Both heat and cold therapy are beneficial and can provide effective relief from lower back pain. If you are like many people, though, you might not know when to use heat vs. when to use ice for lower back pain to achieve the maximum benefit. If you are suffering from lower back pain, read on to discover whether you should be using heat or ice.
When to Use Ice for Lower Back Pain
In most instances, you should use ice on your back for the first 24 to 72 hours following an injury. Cold therapy helps minimize swelling and inflammation. This, in turn, eases your pain. Cold therapy may also decrease tissue damage.
Whether you use an ice pack, a frozen towel or even a bag of frozen vegetables, place a cloth between your skin and the source of cold to prevent ice burn. Cold therapy should be applied for no more than 20 minutes at a time, but it can safely be applied up to 10 times in a 24-hour period.
When to Use Heat
Once the initial inflammation and swelling have subsided, switch to heat. Heat stimulates blood flow to the affected area and helps facilitate healing. It may also decrease stiffness and prevent pain signals from traveling to your brain.

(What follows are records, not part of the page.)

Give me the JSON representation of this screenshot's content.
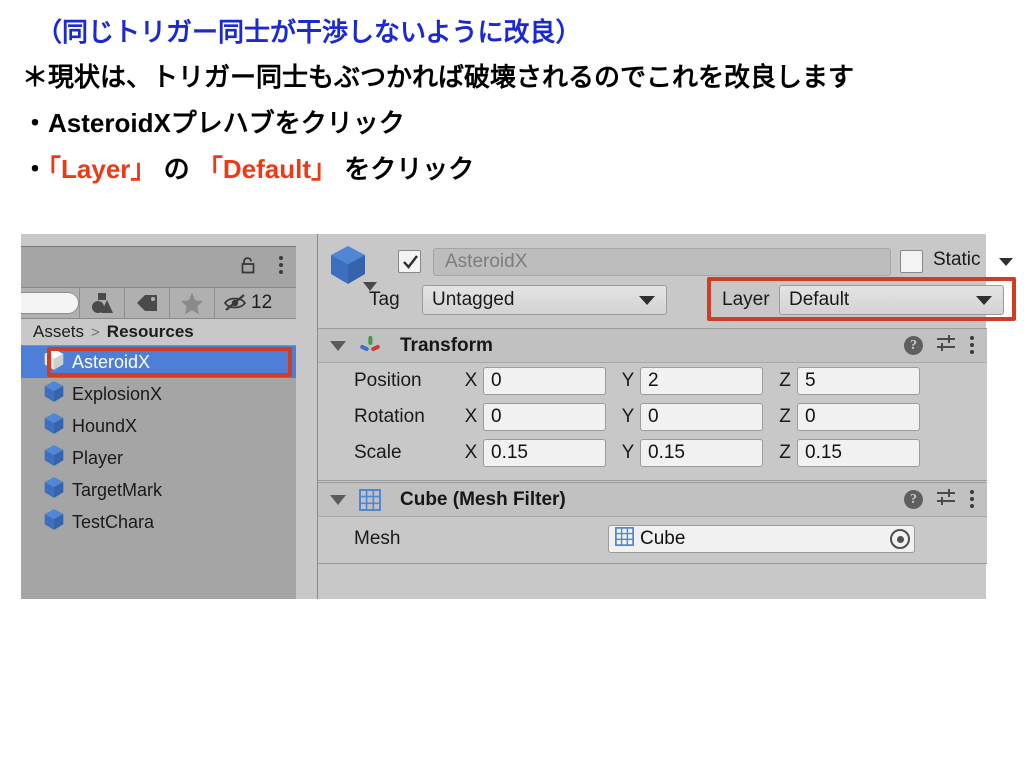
{
  "slide": {
    "line1": "（同じトリガー同士が干渉しないように改良）",
    "line2": "＊現状は、トリガー同士もぶつかれば破壊されるのでこれを改良します",
    "line3": "・AsteroidXプレハブをクリック",
    "line4_pre": "・",
    "line4_red1": "「Layer」",
    "line4_mid": " の ",
    "line4_red2": "「Default」",
    "line4_post": " をクリック",
    "colors": {
      "blue": "#1b2ad0",
      "black": "#000000",
      "red": "#ec3a16",
      "highlight_box": "#cf3d22",
      "selection_blue": "#4d7fd6"
    }
  },
  "project_panel": {
    "lock_icon": "lock-icon",
    "menu_icon": "kebab-menu-icon",
    "search_placeholder": "",
    "search_value": "",
    "toolbar_buttons": [
      {
        "icon": "shapes-filter-icon",
        "label": ""
      },
      {
        "icon": "tag-label-icon",
        "label": ""
      },
      {
        "icon": "star-favorite-icon",
        "label": ""
      },
      {
        "icon": "hidden-eye-icon",
        "label": "12"
      }
    ],
    "breadcrumb": {
      "root": "Assets",
      "separator": ">",
      "current": "Resources"
    },
    "assets": [
      {
        "name": "AsteroidX",
        "icon": "prefab-cube-icon",
        "selected": true
      },
      {
        "name": "ExplosionX",
        "icon": "prefab-cube-icon",
        "selected": false
      },
      {
        "name": "HoundX",
        "icon": "prefab-cube-icon",
        "selected": false
      },
      {
        "name": "Player",
        "icon": "prefab-cube-icon",
        "selected": false
      },
      {
        "name": "TargetMark",
        "icon": "prefab-cube-icon",
        "selected": false
      },
      {
        "name": "TestChara",
        "icon": "prefab-cube-icon",
        "selected": false
      }
    ]
  },
  "inspector": {
    "object_icon": "prefab-cube-icon",
    "enabled_checked": true,
    "name_value": "AsteroidX",
    "static_label": "Static",
    "static_checked": false,
    "tag_label": "Tag",
    "tag_value": "Untagged",
    "layer_label": "Layer",
    "layer_value": "Default",
    "components": [
      {
        "title": "Transform",
        "icon": "transform-axis-icon",
        "expanded": true,
        "rows": [
          {
            "label": "Position",
            "axes": [
              {
                "letter": "X",
                "value": "0"
              },
              {
                "letter": "Y",
                "value": "2"
              },
              {
                "letter": "Z",
                "value": "5"
              }
            ]
          },
          {
            "label": "Rotation",
            "axes": [
              {
                "letter": "X",
                "value": "0"
              },
              {
                "letter": "Y",
                "value": "0"
              },
              {
                "letter": "Z",
                "value": "0"
              }
            ]
          },
          {
            "label": "Scale",
            "axes": [
              {
                "letter": "X",
                "value": "0.15"
              },
              {
                "letter": "Y",
                "value": "0.15"
              },
              {
                "letter": "Z",
                "value": "0.15"
              }
            ]
          }
        ]
      },
      {
        "title": "Cube (Mesh Filter)",
        "icon": "mesh-grid-icon",
        "expanded": true,
        "mesh_label": "Mesh",
        "mesh_value": "Cube"
      }
    ],
    "header_icons": {
      "help": "?",
      "preset": "preset-sliders-icon",
      "menu": "kebab-menu-icon"
    }
  }
}
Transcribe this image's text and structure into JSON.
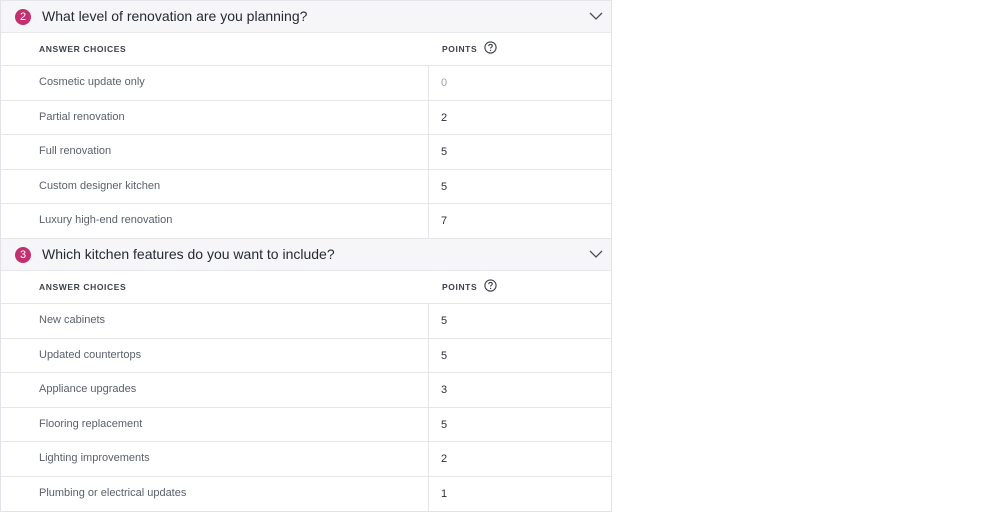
{
  "questions": [
    {
      "number": "2",
      "title": "What level of renovation are you planning?",
      "answers_header": "ANSWER CHOICES",
      "points_header": "POINTS",
      "choices": [
        {
          "label": "Cosmetic update only",
          "points": "0"
        },
        {
          "label": "Partial renovation",
          "points": "2"
        },
        {
          "label": "Full renovation",
          "points": "5"
        },
        {
          "label": "Custom designer kitchen",
          "points": "5"
        },
        {
          "label": "Luxury high-end renovation",
          "points": "7"
        }
      ]
    },
    {
      "number": "3",
      "title": "Which kitchen features do you want to include?",
      "answers_header": "ANSWER CHOICES",
      "points_header": "POINTS",
      "choices": [
        {
          "label": "New cabinets",
          "points": "5"
        },
        {
          "label": "Updated countertops",
          "points": "5"
        },
        {
          "label": "Appliance upgrades",
          "points": "3"
        },
        {
          "label": "Flooring replacement",
          "points": "5"
        },
        {
          "label": "Lighting improvements",
          "points": "2"
        },
        {
          "label": "Plumbing or electrical updates",
          "points": "1"
        }
      ]
    }
  ],
  "colors": {
    "badge": "#c2306f",
    "header_bg": "#f6f6f8",
    "border": "#e4e6ea"
  },
  "icons": {
    "collapse": "chevron-down-icon",
    "help": "question-circle-icon"
  }
}
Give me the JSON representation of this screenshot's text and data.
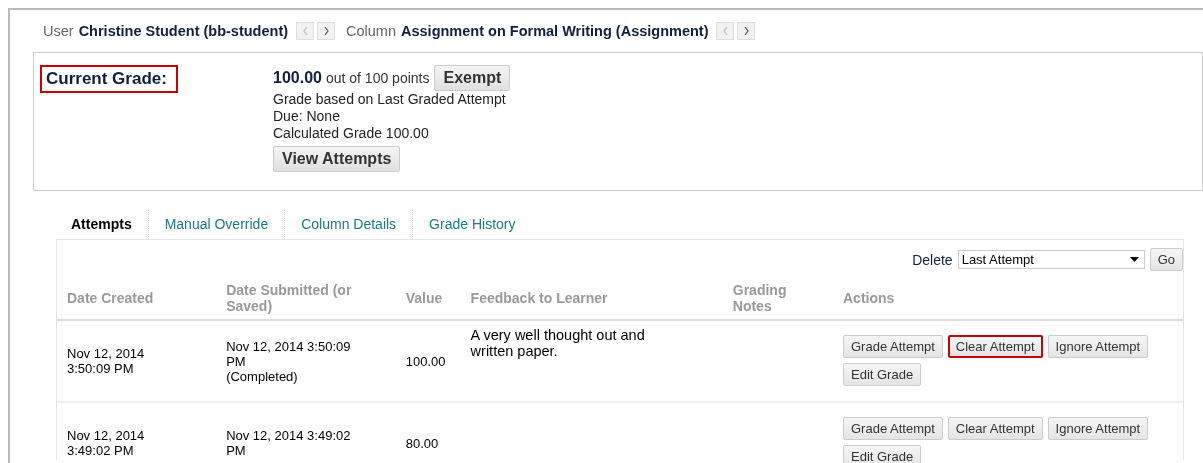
{
  "header": {
    "user_label": "User",
    "user": "Christine Student (bb-student)",
    "column_label": "Column",
    "column": "Assignment on Formal Writing (Assignment)"
  },
  "grade": {
    "label": "Current Grade:",
    "label_highlighted": true,
    "score": "100.00",
    "out_of": "out of 100 points",
    "exempt_button": "Exempt",
    "lines": [
      "Grade based on Last Graded Attempt",
      "Due: None",
      "Calculated Grade  100.00"
    ],
    "view_button": "View Attempts"
  },
  "tabs": [
    {
      "label": "Attempts",
      "selected": true
    },
    {
      "label": "Manual Override",
      "selected": false
    },
    {
      "label": "Column Details",
      "selected": false
    },
    {
      "label": "Grade History",
      "selected": false
    }
  ],
  "delete": {
    "label": "Delete",
    "value": "Last Attempt",
    "go": "Go"
  },
  "table": {
    "columns": [
      "Date Created",
      "Date Submitted (or Saved)",
      "Value",
      "Feedback to Learner",
      "Grading Notes",
      "Actions"
    ],
    "rows": [
      {
        "created": "Nov 12, 2014 3:50:09 PM",
        "submitted": [
          "Nov 12, 2014 3:50:09 PM",
          "(Completed)"
        ],
        "value": "100.00",
        "feedback": "A very well thought out and written paper.",
        "actions": [
          {
            "label": "Grade Attempt",
            "highlighted": false
          },
          {
            "label": "Clear Attempt",
            "highlighted": true
          },
          {
            "label": "Ignore Attempt",
            "highlighted": false
          },
          {
            "label": "Edit Grade",
            "highlighted": false
          }
        ]
      },
      {
        "created": "Nov 12, 2014 3:49:02 PM",
        "submitted": [
          "Nov 12, 2014 3:49:02 PM"
        ],
        "value": "80.00",
        "actions": [
          {
            "label": "Grade Attempt",
            "highlighted": false
          },
          {
            "label": "Clear Attempt",
            "highlighted": false
          },
          {
            "label": "Ignore Attempt",
            "highlighted": false
          },
          {
            "label": "Edit Grade",
            "highlighted": false
          }
        ]
      }
    ]
  }
}
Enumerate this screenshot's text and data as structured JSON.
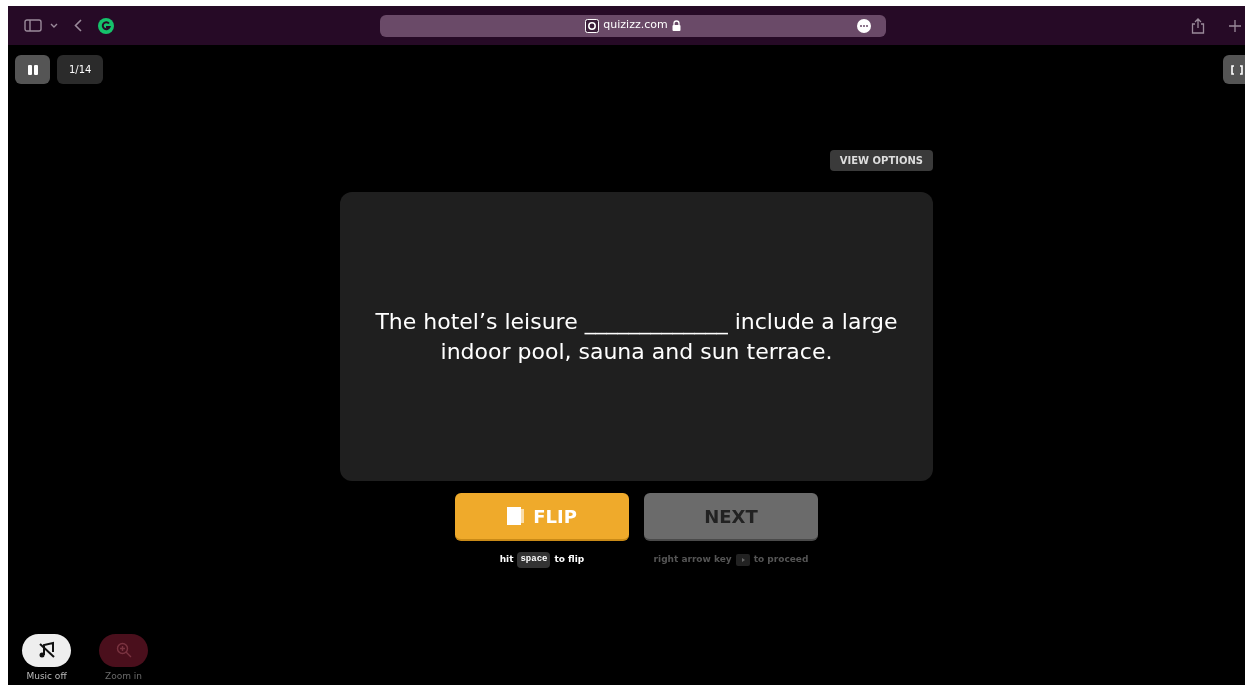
{
  "browser": {
    "url": "quizizz.com"
  },
  "top_bar": {
    "counter": "1/14"
  },
  "view_options": "VIEW OPTIONS",
  "card": {
    "text": "The hotel’s leisure _____________ include a large indoor pool, sauna and sun terrace."
  },
  "buttons": [
    {
      "kind": "flip",
      "label": "FLIP"
    },
    {
      "kind": "next",
      "label": "NEXT"
    }
  ],
  "hints": [
    {
      "before": "hit",
      "key": "space",
      "after": "to flip",
      "disabled": false
    },
    {
      "before": "right arrow key",
      "after": "to proceed",
      "disabled": true
    }
  ],
  "bottom_controls": [
    {
      "kind": "music",
      "label": "Music off",
      "disabled": false
    },
    {
      "kind": "zoom",
      "label": "Zoom in",
      "disabled": true
    }
  ]
}
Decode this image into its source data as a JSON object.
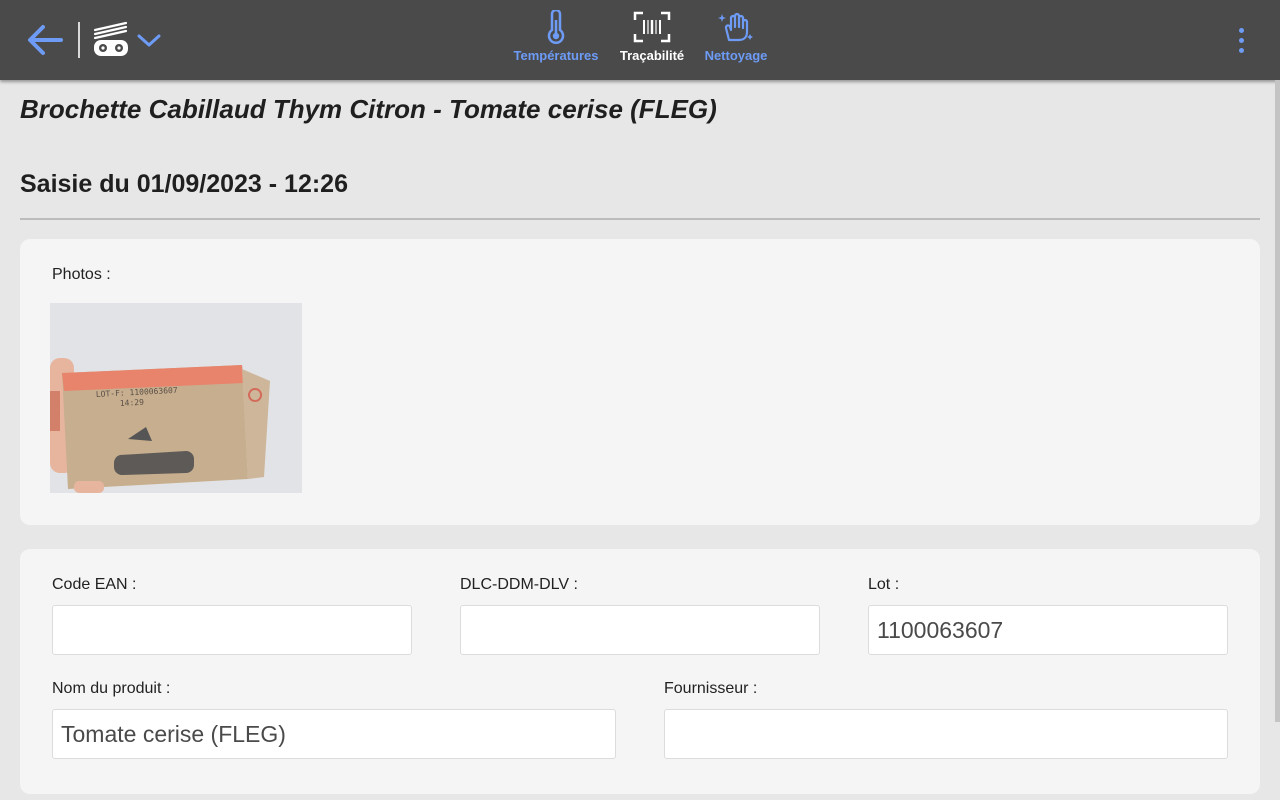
{
  "topbar": {
    "nav": [
      {
        "label": "Températures",
        "icon": "thermometer-icon",
        "active": false
      },
      {
        "label": "Traçabilité",
        "icon": "barcode-scan-icon",
        "active": true
      },
      {
        "label": "Nettoyage",
        "icon": "cleaning-hand-icon",
        "active": false
      }
    ],
    "colors": {
      "bar": "#4a4a4a",
      "accent": "#6d9bf5",
      "active": "#ffffff"
    }
  },
  "page": {
    "product_title": "Brochette Cabillaud Thym Citron - Tomate cerise (FLEG)",
    "entry_title": "Saisie du 01/09/2023 - 12:26"
  },
  "photos": {
    "label": "Photos :",
    "items": [
      {
        "lot_print": "LOT-F: 1100063607",
        "time_print": "14:29"
      }
    ]
  },
  "fields": {
    "ean": {
      "label": "Code EAN :",
      "value": ""
    },
    "dlc": {
      "label": "DLC-DDM-DLV :",
      "value": ""
    },
    "lot": {
      "label": "Lot :",
      "value": "1100063607"
    },
    "product_name": {
      "label": "Nom du produit :",
      "value": "Tomate cerise (FLEG)"
    },
    "supplier": {
      "label": "Fournisseur :",
      "value": ""
    }
  }
}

When using heat, you can choose between dry heat or moist heat. Dry heat is generally easier to apply, but it may make your skin feel dehydrated. Moist heat penetrates your muscles better and may work better for easing your pain.
If you have open wounds, dermatitis or diabetes, avoid heat therapy altogether.
Heat vs. Cold for Chronic Pain
If you suffer from chronic lower back pain, the decision between when you use heat vs. when to use cold isn’t quite as clear cut. For most people, obtaining effective relief requires finding a balance between using both heat and cold. If you do exercises to strengthen your back, you may find that applying heat first helps warm up your muscles and get through your workout with ease. Cold works to ease inflammation and pain following a workout.
Chronic lower back pain should be assessed by a medical professional. If you suffer from lower back pain, your Denver physical therapist can help you determine the best course of treatment. To learn more, contact Denver Physical Medicine today.